When Thomas Cahill’s How the Irish Saved Civilization was published in 1996, I enjoyed the consternation of those who had thought Ireland’s contributions to global culture were limited to leprechauns and lamb stew, staffing the New York police force and green beer once a year.
I shuddered into my Guinness at the thought of such things, as I had learned years before how the Dark Ages were really not that dim, thanks to the efforts of Irish monks.
These monks founded monasteries across Europe and kept in manuscript the knowledge of thousands of years that otherwise would have burned to keep the barbarians warm for a night. There was more artistry in a single page of the Book of Kells (that I once was privileged to see at Trinity College in Dublin) than in hundreds of years of stylized medieval paintings.
It was a lesson in history worth remembering – that what really happened can bear little resemblance to what is written down and still less to what people remember.
As “celtic spirituality” made its comeback, after more than thousand years in obscurity, I shuddered once again at how there was a little of the Irish in all of us, how we were all urged “to release our inner Celt.”
For me, it is likely true – with two red-headed children, my mixed ancestry after nearly four hundred years of European family history in North America no doubt included some Celt somewhere. (Some ancestors were on the Mayflower, others greeted its arrival.)
Yet the pop Celtic culture irritates me more than it perhaps it should. Apart from being an excuse for some good music, the Celtic revival turned the mysteries of pre-Roman culture in Ireland into plastic trinkets and pious trivia.
There is a wealth of wisdom in what little we can glean of the pre-Roman period in Ireland and how it transformed its expression of Christianity into something distinct from the methodical tramp of the legions of Roman Catholicism. The lights went back on all over Europe, monastery by monastery, founded by the fire and determination of those Irish monks.
It was not only their patient, methodical work in preserving and transmitting the wisdom of the ages, but the practical ways in which they engaged the people in building a sustainable local culture that was the real gift of the Celts.
It’s a view of life, entwined and interrelated, that lies behind the woven images in the manuscripts, in the few pieces of ornate jewellery or on the high crosses in grave yards. Quite apart from the green hills of Ireland or the green beer of sodden revellers today, what was “green” about Celtic culture was the way it embodied the universe of relations.
The oldest stories are not only about people, humans encountering each other, but humans, spiritual beings, animals woven together in a story that was a part of the local features of the earth itself. Like aboriginal cultures in the Americas, Irish legends turned the landscape into a living narrative of all the complexities of life, its interrelationships, its meaning and purpose.
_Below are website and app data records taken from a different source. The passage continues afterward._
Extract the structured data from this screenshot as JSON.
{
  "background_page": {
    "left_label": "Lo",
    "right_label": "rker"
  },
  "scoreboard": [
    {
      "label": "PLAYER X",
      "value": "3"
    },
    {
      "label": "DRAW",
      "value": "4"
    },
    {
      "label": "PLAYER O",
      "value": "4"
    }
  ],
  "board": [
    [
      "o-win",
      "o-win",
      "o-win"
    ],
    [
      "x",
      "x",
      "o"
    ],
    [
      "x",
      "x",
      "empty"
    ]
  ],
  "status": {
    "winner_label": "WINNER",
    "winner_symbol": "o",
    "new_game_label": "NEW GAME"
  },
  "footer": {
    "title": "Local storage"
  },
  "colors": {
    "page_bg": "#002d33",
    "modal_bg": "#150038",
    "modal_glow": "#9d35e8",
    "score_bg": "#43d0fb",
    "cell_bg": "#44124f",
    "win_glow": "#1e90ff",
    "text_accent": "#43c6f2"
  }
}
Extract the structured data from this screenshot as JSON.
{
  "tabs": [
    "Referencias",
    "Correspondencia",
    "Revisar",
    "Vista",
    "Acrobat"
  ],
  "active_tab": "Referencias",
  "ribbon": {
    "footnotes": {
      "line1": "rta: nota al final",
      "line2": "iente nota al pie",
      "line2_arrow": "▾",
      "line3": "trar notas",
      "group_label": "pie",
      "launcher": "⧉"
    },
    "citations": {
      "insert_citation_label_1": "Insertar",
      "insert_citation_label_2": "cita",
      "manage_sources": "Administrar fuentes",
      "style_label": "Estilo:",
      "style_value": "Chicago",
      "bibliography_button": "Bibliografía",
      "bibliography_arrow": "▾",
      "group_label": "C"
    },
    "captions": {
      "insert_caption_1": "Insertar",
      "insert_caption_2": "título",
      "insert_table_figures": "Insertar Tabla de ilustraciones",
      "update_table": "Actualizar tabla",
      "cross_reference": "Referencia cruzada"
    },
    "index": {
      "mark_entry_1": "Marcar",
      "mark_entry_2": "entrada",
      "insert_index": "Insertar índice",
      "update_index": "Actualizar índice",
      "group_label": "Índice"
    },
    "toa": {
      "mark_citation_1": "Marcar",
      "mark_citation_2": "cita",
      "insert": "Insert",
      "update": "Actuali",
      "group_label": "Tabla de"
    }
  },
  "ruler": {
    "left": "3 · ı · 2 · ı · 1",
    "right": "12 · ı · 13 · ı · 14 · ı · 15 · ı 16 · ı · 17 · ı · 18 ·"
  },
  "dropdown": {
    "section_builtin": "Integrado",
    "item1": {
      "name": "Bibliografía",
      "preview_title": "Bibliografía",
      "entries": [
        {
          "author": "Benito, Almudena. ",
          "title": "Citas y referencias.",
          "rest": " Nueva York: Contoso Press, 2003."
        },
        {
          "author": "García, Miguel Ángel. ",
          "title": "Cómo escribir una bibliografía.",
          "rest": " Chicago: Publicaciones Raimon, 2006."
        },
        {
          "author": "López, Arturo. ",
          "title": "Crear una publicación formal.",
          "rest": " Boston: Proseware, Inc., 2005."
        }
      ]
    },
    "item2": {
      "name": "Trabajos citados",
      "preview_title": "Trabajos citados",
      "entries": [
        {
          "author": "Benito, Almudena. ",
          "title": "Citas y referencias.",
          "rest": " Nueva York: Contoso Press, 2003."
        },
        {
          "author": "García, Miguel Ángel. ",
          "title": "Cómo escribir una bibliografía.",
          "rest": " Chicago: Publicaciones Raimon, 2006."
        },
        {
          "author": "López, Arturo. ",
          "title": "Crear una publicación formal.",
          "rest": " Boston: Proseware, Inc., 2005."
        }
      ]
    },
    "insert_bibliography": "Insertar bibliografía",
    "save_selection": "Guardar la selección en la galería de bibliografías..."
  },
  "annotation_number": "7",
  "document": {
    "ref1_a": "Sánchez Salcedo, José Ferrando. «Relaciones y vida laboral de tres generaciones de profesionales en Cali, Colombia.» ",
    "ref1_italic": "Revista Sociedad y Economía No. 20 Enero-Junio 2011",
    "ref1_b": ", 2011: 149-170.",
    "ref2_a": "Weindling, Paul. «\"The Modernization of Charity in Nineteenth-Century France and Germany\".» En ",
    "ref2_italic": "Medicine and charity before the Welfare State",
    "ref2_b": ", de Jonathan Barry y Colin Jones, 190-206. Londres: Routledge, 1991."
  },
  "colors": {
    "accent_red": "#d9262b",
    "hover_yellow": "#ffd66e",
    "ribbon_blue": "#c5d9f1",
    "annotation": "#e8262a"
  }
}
The answers are never easy and simple, if there are any answers at all, because they are woven together with the questions into a dynamic that never ends.
So, as we weave our own stories, not only out of the fabric of our lives but out of the earth itself, we may glimpse something of the same wisdom whose legacy is manifested in subtle ways through the culture in which we live. It is as persistent as life, as resilient as healing, as wise as the moon, as mysterious as a first breath or a last.
I don’t wear green on St. Patrick’s day to honour the man, or to follow the maudlin crowds. I’d take a pint of Guinness over the Irish stew and would rather make my own luck than rely on leprechauns or clover.
Instead, green to me speaks to me of the subtle wisdom that weaves itself through the frenzy of a culture in a hurry to get nowhere faster. In the image of a solitary, determined figure, walking with purpose toward a distant horizon, beyond which lies an uncertain future among strangers in an unknown land, I find bread for the journey and strength for the day.
Sometimes, there are companions along the way, sharing a part of that journey for a little while. It is always a blessing to meet them, to share the welcome and acceptance that is found in a moment of Presence.
When the road comes to a fork and our journeys go in different directions, as they inevitably do, the blessing we give follows them as a sign of what is once shared and never lost:
May the road rise to meet you.
May the wind always be at your back.
May the sun shine warm upon your face,
The rains fall soft upon your fields,
And, until we meet again,
May you be held in the palm of God’s hand.
— Traditional Irish Blessing